Omitting the pictures, print every line below exactly as it stands.

-*-*-

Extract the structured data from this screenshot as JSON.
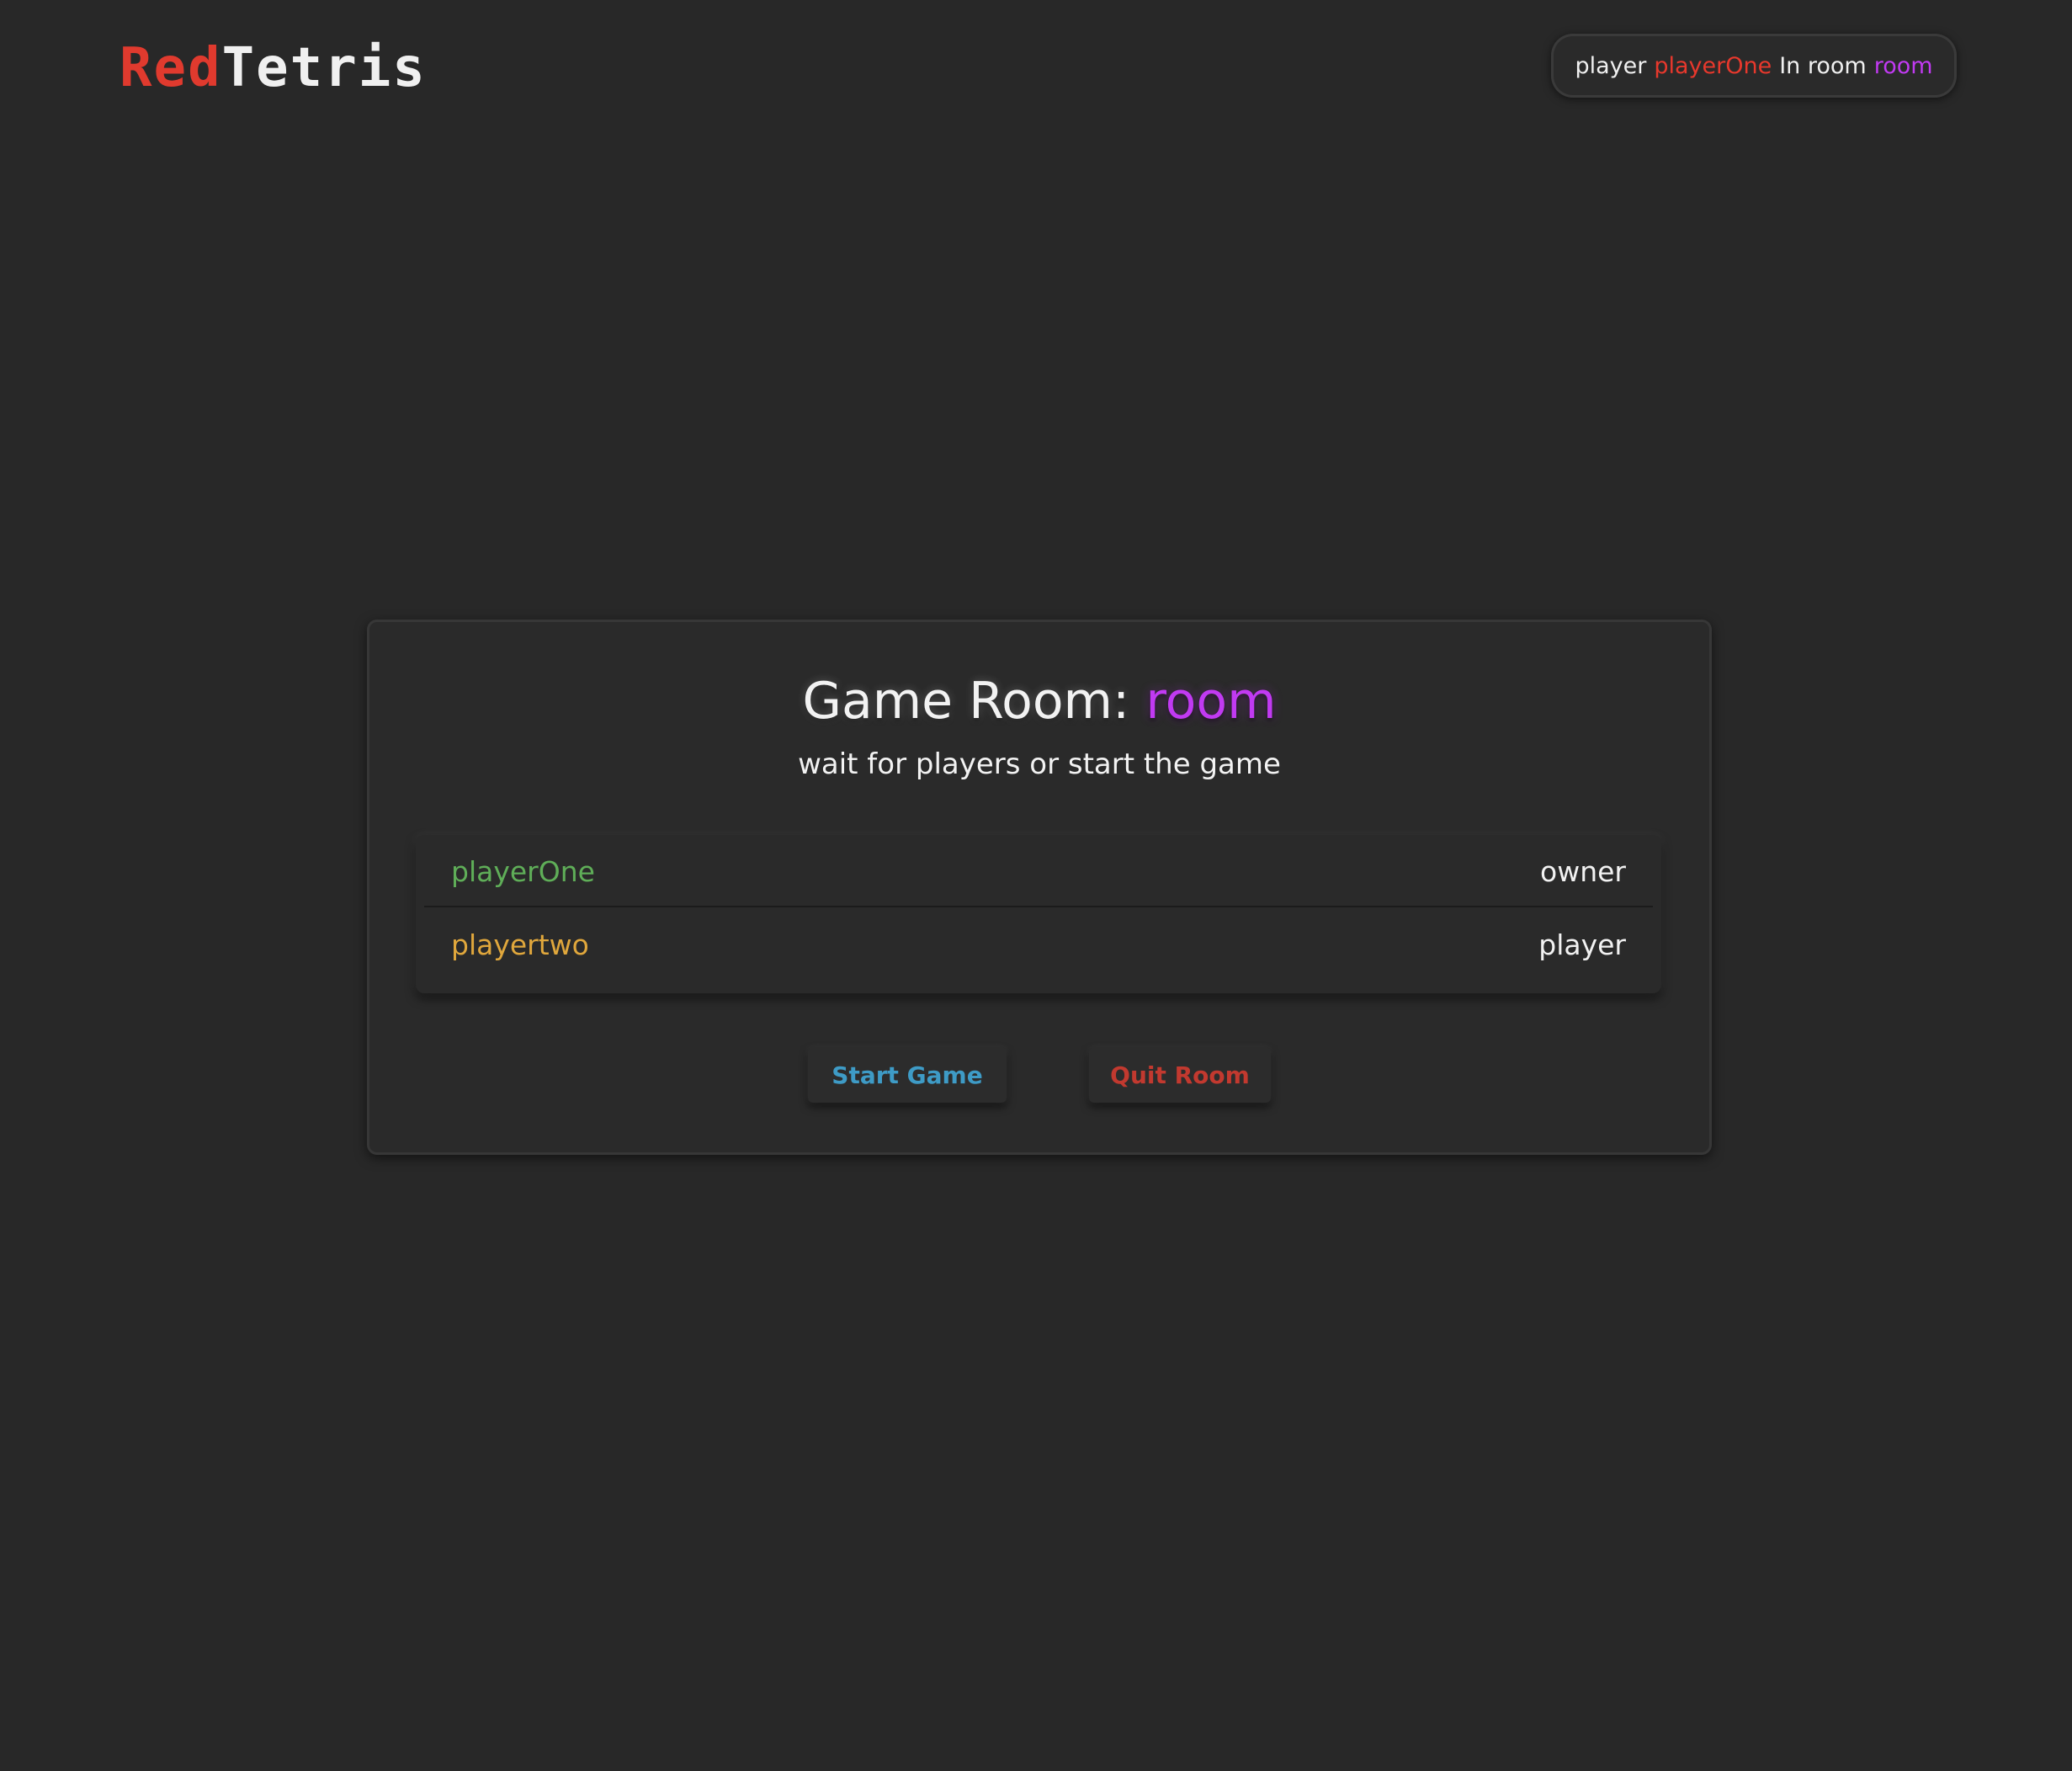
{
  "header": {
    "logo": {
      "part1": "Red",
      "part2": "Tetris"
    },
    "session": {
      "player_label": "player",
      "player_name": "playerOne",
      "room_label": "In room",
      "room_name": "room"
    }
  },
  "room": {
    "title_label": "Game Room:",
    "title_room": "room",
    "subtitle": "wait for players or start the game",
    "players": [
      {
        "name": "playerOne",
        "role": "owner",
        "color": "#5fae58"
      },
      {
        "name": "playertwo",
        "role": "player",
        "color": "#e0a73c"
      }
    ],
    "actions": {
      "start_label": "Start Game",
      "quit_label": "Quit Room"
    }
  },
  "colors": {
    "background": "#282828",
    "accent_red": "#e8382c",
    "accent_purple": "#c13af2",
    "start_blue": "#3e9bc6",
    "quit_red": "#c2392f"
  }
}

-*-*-

§ **RESPONSE BELOW**:
Extract the structured data from this screenshot as JSON.
{
  "header": {
    "logo": {
      "part1": "Red",
      "part2": "Tetris"
    },
    "session": {
      "player_label": "player",
      "player_name": "playerOne",
      "room_label": "In room",
      "room_name": "room"
    }
  },
  "room": {
    "title_label": "Game Room:",
    "title_room": "room",
    "subtitle": "wait for players or start the game",
    "players": [
      {
        "name": "playerOne",
        "role": "owner",
        "color": "#5fae58"
      },
      {
        "name": "playertwo",
        "role": "player",
        "color": "#e0a73c"
      }
    ],
    "actions": {
      "start_label": "Start Game",
      "quit_label": "Quit Room"
    }
  },
  "colors": {
    "background": "#282828",
    "accent_red": "#e8382c",
    "accent_purple": "#c13af2",
    "start_blue": "#3e9bc6",
    "quit_red": "#c2392f"
  }
}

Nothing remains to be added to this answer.